Lynda’s Massachusetts divorce and family law practice is limited to non-court options such as Divorce Mediation and Collaborative Divorce. Lynda also serves as a consulting attorney for clients working with other mediators. Mediation and Collaborative Practice are also excellent choices for resolving non-divorce issues such as pre-nuptial and post-marital agreements, changes in support and parenting plans or addressing questions not fully resolved at the time of divorce such as college expenses for the children. The processes can also be used to help in other types of family disputes such as between parents and children or brothers and sisters.
Divorce Mediation is a dispute resolution process where the parties work with neutral facilitators, usually attorneys or mental health professionals, to address all the details of their divorce. The neutral mediator cannot advise parties but, they can give them legal information and assist them in finding the best solutions for their situations. The parties meet with the mediator and, often, consult with attorneys and other experts outside of the mediation process, bringing the information back to the “table” for discussion. Mediation provides a setting, with expert guidance, that allows those who know the situation best (you) to determine the outcome.
In Collaborative Law, the parties each have their own attorney and, usually, other team members such as coach/facilitators, financial professionals and, if appropriate, child specialists, to assist them in the negotiations. By combining resources and taking away, in writing, the threat to go to Court if negotiations do not go as expected, the parties have more flexibility and creativity to fashion solutions that work for their situation. The Collaborative Team, including clients, meets together to work through the process. Collaborative Law is often more expensive than mediation but, usually, less expensive and more efficient than litigation. The use of the expert team members assures the parties that they have the best resources to address their problems.
Most people think of litigation when they think about resolving legal issues. The Judge has the ultimate authority to decide the details of a divorce. Those details include parenting plans, support (child support and alimony, if any), property division, allocation of debts and other joint responsibilities, health insurance and related expenses, etc. Most divorce litigation cases do settle before the trial but, usually only after expensive Court appearances and preparation, contentious negotiations and escalating costs. In some cases, it is impossible to avoid this process and this might be the best solution but, most divorcing couples do have other options.
Topics to address in Divorce and Family Law Disputes
Child support—Both parties have an obligation to contribute to the support of their children until they are emancipated. Emancipation can be as late as age 23 depending on the child’s circumstances. Judges determine child support using state Child Support Guidelines. In Mediation and Collaborative Practice, parties can be creative in fashioning a support arrangement that meets the needs of the children as long as the overall benefit to the children is no less than the Child Support Guidelines mandate.
Alimony (spousal support)–As of 2012, Massachusetts alimony law has been significantly changed. The duration of alimony, if any, circumstances under which it can be ordered by the Court, types of alimony, determinations of need and ability to pay are all examples of the questions that must be addressed regarding alimony. Interpretation of the new law is evolving and the guidance of an experienced professional is important.

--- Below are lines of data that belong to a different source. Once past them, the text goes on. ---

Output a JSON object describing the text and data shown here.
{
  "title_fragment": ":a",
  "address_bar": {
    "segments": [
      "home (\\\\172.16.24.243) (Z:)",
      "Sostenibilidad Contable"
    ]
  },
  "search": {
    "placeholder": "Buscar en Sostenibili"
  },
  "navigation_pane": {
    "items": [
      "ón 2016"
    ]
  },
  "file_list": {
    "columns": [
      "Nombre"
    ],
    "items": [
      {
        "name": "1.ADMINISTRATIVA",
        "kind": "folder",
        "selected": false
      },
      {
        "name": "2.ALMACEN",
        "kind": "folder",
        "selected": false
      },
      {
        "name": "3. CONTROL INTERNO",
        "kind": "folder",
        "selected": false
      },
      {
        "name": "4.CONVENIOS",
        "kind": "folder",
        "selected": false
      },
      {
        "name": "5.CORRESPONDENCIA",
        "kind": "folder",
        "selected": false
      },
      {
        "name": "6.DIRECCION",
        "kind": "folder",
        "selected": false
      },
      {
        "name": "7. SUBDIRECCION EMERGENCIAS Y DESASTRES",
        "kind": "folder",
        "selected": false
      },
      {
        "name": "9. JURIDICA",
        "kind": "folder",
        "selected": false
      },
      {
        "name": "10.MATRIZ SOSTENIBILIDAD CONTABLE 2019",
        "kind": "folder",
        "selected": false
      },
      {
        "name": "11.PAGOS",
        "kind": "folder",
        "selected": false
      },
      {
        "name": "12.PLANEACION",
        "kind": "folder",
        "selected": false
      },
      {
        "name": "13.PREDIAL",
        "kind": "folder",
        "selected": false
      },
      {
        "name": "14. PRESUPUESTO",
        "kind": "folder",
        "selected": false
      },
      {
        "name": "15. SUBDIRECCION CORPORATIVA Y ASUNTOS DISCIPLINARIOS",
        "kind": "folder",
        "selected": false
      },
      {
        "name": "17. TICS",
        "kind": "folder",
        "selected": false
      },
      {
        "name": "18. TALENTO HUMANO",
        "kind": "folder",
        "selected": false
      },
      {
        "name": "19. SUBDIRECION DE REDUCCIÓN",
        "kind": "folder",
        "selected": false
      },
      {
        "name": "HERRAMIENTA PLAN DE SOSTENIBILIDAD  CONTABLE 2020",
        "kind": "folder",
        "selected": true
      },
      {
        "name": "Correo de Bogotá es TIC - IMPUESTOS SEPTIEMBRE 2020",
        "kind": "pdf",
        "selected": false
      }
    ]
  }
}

Divorce and Property Division
Divorce law in Massachusetts is influenced by the facts of each situation.
Massachusetts law requires an “equitable” division of all marital property. “Equitable” is not always equal. Most divorces are now based on an irretrievable breakdown of the marriage, commonly referred to as “no fault divorce.” The emphasis is on coming to an agreement that both parties believe is best under their circumstances. Not all property is the same. There can be tax consequences related to some assets that need to be adjusted. Some assets like retirement funds require specialized and technical expertise to value or to divide with minimum tax consequences. And some assets might be treated differently because of their source, for example, gifts or inheritances. It is important to speak with a legal professional to understand the distinctions.
If there are children, their best interest is paramount. Parenting plans addressing child custody help all those involved know who is responsible for the children and when. Parenting plans establish the structure of what some people call custody and visitation. They spell out how decisions are made on behalf of the children. Child support and other financial arrangements affecting the children are also important to negotiate.

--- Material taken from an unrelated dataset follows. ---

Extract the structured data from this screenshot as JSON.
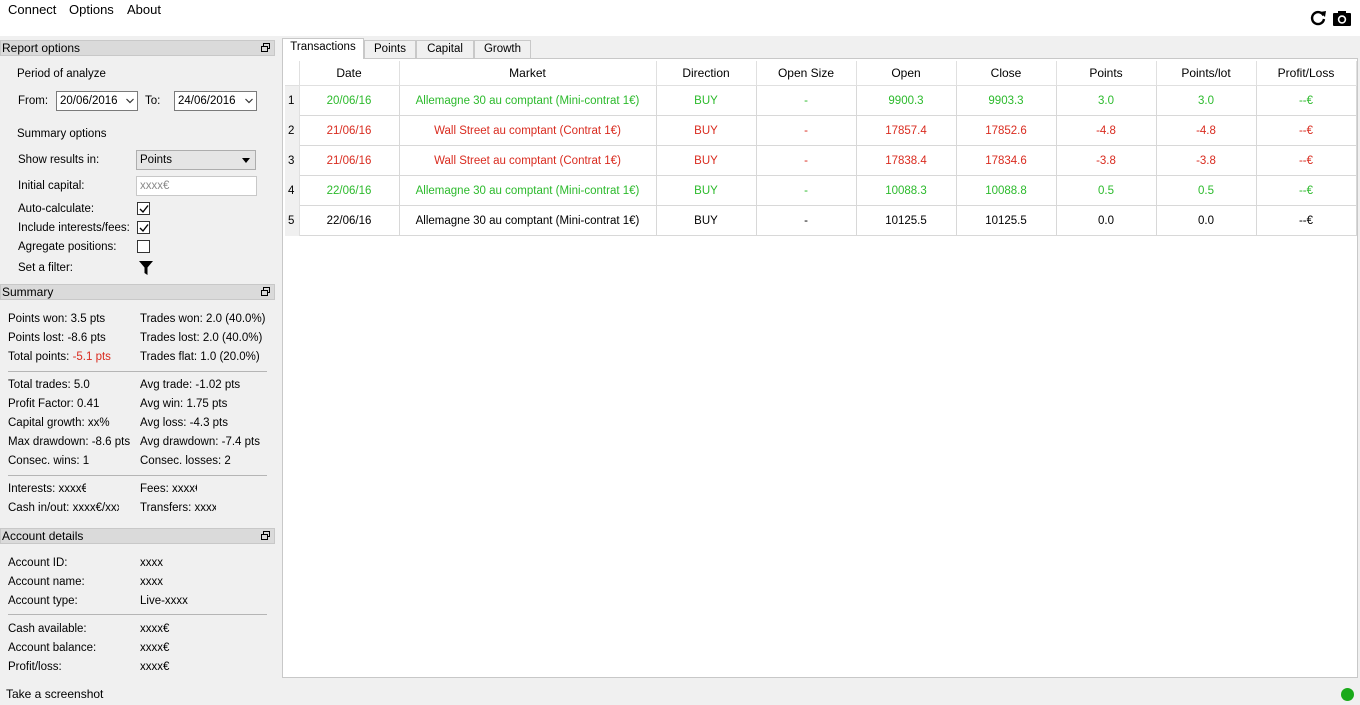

Do you have questions about support, parenting or property division? Lynda can help. Divorce law also includes modifications when things change. Contact us to find out what those changes mean to you.
For more information, see our Divorce Resources in the right sidebar or contact Lynda Robbins for a consultation.